- What you should do: Lines below that include the word "tego" should each be copied.

[Extracted records]

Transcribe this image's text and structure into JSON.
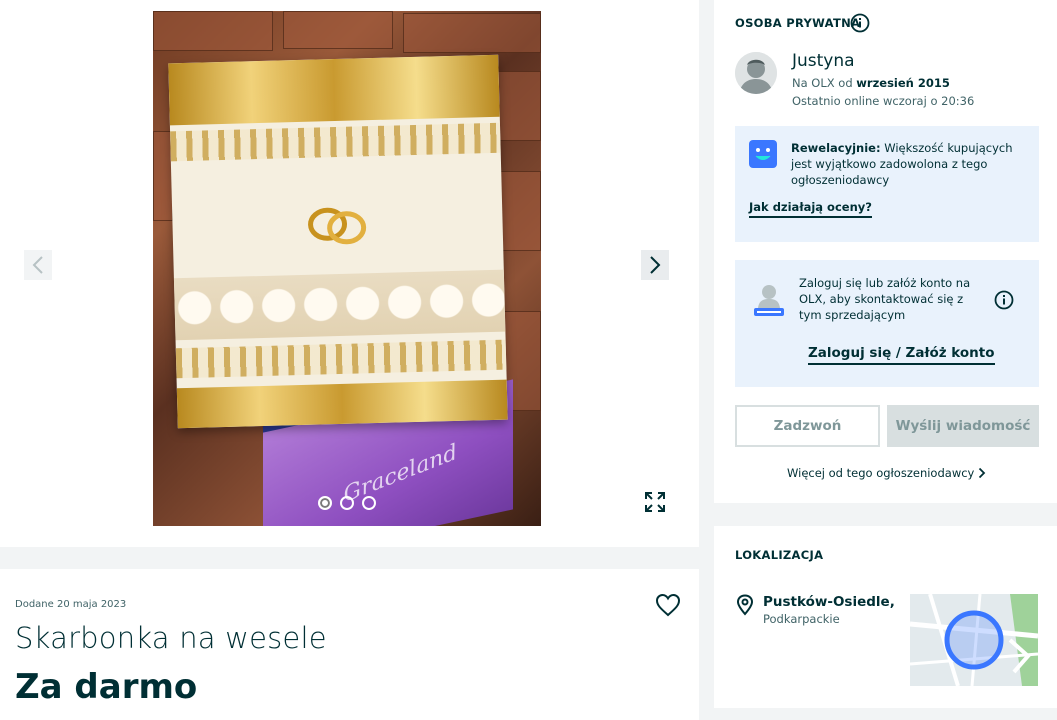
{
  "gallery": {
    "photo_brand_text": "Graceland",
    "dots_count": 3,
    "active_dot": 1
  },
  "ad": {
    "added": "Dodane 20 maja 2023",
    "title": "Skarbonka na wesele",
    "price": "Za darmo"
  },
  "seller": {
    "section_label": "OSOBA PRYWATNA",
    "name": "Justyna",
    "since_prefix": "Na OLX od ",
    "since_value": "wrzesień 2015",
    "last_online": "Ostatnio online wczoraj o 20:36",
    "rating": {
      "headline": "Rewelacyjnie:",
      "text": " Większość kupujących jest wyjątkowo zadowolona z tego ogłoszeniodawcy",
      "link": "Jak działają oceny?"
    },
    "login": {
      "text": "Zaloguj się lub załóż konto na OLX, aby skontaktować się z tym sprzedającym",
      "link": "Zaloguj się / Załóż konto"
    },
    "call_button": "Zadzwoń",
    "message_button": "Wyślij wiadomość",
    "more_ads": "Więcej od tego ogłoszeniodawcy"
  },
  "location": {
    "section_label": "LOKALIZACJA",
    "city": "Pustków-Osiedle,",
    "region": "Podkarpackie"
  },
  "colors": {
    "text_primary": "#002f34",
    "info_box": "#e9f2fc",
    "accent_blue": "#3a77ff",
    "button_disabled": "#d8dfe0"
  }
}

- Completed task:
      "text": " Większość kupujących jest wyjątkowo zadowolona z tego ogłoszeniodawcy",
    "more_ads": "Więcej od tego ogłoszeniodawcy"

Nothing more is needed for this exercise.